10/18/2010 11:19 am ET Updated May 25, 2011

In The Public Interest : Decreasing Dropouts, Three Quick Solutions for Community Colleges

Earlier this year, President Obama called on colleges to return America to the world leader in graduate rates, an increase from our current position as 12th.

Recently, the White House hosted a high-profile summit to explore how community colleges can prepare graduates for the 21st century workforce even better and be a main driver in hitting graduation rate goals. The summit focused on improving the success rate of students, including the current 50% drop out rate. Many long-term issues need to be addressed, but Congress can act quickly to reduce dropout rates in the short-term with three simple initiatives to make two-year programs more affordable.

While community colleges have relatively low tuition, associated costs such as transportation, textbooks and housing add up quickly. Taken together, these expenses can act as a significant barrier to students juggling tight budgets, multiple jobs and outside responsibilities leading to higher dropout rates. Easing the overall financial burden that students face at community colleges will give students more breathing room for personal and family costs, allow them to work less hours and study more, and ultimately provide them with a better chance of reaching graduation.

First, textbook prices have spiraled out of control. Students spend an average of $900 per year for books, and prices have been rising more than four times the rate of inflation. According to the GAO, textbooks are comparable to 72% of tuition for the average community college student. Skyrocketing prices are a consequence of a marketplace where only a few publishers exist and students have no purchasing power. Congress took an important first step with a provision in the Higher Education Opportunity Act requiring publishers to disclose their prices to faculty. Their next step should be to create a competitive grant program to fuel the growth of more affordable options like open-textbooks, which are high-quality college textbooks offered online under a license that allows free digital access and low-cost print options. Open textbooks can reduce costs by 80%, according to a recent PIRG study, which could save students hundreds per year while also creating competition and choice in the textbook market.

Second, stabilizing and increasing federal aid to students will also help keep folks in school. The landmark student aid bill passed earlier this Fall made a $36 billion investment to the Pell grant program. However, the program is straining with increased demand from students turning to community colleges during the current economic climate. Congress should fill in the over $5.5 billion Pell grant shortfall before the next session.

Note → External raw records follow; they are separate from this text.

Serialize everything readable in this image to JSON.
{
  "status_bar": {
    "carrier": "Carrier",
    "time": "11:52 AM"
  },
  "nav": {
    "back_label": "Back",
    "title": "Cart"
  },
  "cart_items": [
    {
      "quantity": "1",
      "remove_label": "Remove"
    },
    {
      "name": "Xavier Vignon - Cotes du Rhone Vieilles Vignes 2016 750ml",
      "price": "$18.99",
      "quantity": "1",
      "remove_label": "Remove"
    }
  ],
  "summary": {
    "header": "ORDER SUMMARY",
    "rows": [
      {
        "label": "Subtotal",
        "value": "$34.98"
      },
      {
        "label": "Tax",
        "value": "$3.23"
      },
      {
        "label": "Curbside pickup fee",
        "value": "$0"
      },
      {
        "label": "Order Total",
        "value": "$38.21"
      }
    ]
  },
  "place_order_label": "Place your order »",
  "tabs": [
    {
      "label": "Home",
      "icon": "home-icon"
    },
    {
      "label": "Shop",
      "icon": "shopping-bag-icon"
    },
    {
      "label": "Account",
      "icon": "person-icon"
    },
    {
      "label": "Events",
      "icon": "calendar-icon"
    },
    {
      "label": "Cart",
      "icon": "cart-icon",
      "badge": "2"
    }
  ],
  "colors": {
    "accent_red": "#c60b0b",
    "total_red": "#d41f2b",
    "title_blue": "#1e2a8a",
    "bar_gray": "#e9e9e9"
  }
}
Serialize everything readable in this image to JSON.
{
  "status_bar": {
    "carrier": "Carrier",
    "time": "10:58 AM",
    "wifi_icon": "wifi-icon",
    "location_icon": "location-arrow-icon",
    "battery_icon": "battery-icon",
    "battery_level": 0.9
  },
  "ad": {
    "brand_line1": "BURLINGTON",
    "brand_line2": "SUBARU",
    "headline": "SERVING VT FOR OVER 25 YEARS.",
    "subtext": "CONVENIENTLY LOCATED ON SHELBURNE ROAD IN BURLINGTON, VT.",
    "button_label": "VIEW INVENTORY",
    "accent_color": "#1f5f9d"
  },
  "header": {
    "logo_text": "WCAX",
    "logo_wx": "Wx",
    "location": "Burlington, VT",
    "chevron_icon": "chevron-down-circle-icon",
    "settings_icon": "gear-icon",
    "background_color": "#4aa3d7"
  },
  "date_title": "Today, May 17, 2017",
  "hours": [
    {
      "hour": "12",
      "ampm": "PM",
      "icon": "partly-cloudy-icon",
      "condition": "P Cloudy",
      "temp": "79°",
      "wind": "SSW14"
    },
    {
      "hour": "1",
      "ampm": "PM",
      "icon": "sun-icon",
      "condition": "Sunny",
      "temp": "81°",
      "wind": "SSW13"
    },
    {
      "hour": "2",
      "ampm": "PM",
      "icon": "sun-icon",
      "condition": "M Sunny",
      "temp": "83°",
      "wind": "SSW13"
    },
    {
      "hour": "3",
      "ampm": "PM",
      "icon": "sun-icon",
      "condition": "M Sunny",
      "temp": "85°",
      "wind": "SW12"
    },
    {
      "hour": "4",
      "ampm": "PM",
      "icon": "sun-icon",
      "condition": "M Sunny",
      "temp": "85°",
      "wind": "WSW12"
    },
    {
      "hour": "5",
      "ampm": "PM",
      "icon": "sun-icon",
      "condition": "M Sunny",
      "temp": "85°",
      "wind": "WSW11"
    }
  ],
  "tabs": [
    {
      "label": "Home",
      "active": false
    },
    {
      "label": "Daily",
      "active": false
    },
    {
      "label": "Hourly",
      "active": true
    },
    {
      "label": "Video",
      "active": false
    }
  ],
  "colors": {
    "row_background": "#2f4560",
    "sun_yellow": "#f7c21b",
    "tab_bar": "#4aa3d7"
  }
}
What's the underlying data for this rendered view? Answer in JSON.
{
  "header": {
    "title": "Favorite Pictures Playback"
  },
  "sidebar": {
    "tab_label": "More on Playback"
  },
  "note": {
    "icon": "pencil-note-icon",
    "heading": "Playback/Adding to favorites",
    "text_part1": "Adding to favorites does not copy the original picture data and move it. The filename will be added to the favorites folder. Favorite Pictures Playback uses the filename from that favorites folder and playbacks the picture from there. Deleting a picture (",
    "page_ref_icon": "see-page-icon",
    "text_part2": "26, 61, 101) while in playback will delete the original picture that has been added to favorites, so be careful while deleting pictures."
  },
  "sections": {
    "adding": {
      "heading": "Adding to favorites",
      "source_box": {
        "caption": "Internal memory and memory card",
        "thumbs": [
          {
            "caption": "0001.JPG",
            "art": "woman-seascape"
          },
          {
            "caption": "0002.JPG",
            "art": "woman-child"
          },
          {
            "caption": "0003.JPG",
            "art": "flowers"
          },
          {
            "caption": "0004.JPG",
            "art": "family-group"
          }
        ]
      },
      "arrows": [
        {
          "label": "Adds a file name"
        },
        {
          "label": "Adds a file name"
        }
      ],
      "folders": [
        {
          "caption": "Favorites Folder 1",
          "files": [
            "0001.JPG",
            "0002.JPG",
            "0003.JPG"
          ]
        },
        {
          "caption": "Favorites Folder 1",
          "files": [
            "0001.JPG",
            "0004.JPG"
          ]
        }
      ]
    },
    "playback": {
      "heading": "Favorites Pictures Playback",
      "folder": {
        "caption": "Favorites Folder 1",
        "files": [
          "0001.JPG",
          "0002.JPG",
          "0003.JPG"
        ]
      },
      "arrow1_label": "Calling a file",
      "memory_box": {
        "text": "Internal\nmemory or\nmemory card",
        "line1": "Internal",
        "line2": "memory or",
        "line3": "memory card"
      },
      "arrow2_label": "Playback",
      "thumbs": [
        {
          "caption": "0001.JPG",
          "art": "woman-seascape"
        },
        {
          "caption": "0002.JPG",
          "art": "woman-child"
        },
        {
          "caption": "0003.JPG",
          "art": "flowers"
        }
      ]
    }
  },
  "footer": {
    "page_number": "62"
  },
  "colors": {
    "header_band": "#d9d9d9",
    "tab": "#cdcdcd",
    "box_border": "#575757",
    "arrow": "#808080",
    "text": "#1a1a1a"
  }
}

Finally, Congress should fix and extend the American Opportunity Tax Credit beyond 2010. The current tax credit covers up to $2,500 in tuition, fees, and for the first time textbooks and supplies for over 8 million students and their families. However, Pell grants are first applied to these specific expenses, which can eliminate a student's eligibility to the tax credit even if there is an additional unmet financial need. An estimated 1 million Pell grant recipients with additional financial need will not receive any benefit from this tax credit. The vast majority of students affected attend community college. Congress can enact legislation, such as pending reform measures from Representative Danny Davis of Illinois, that will make grant aid first apply to expenses not covered under the tax credit when calculating eligibility. Both fixing and extending the American Opportunity Tax Credit beyond 2010 will provide needed resources to help students stay in school.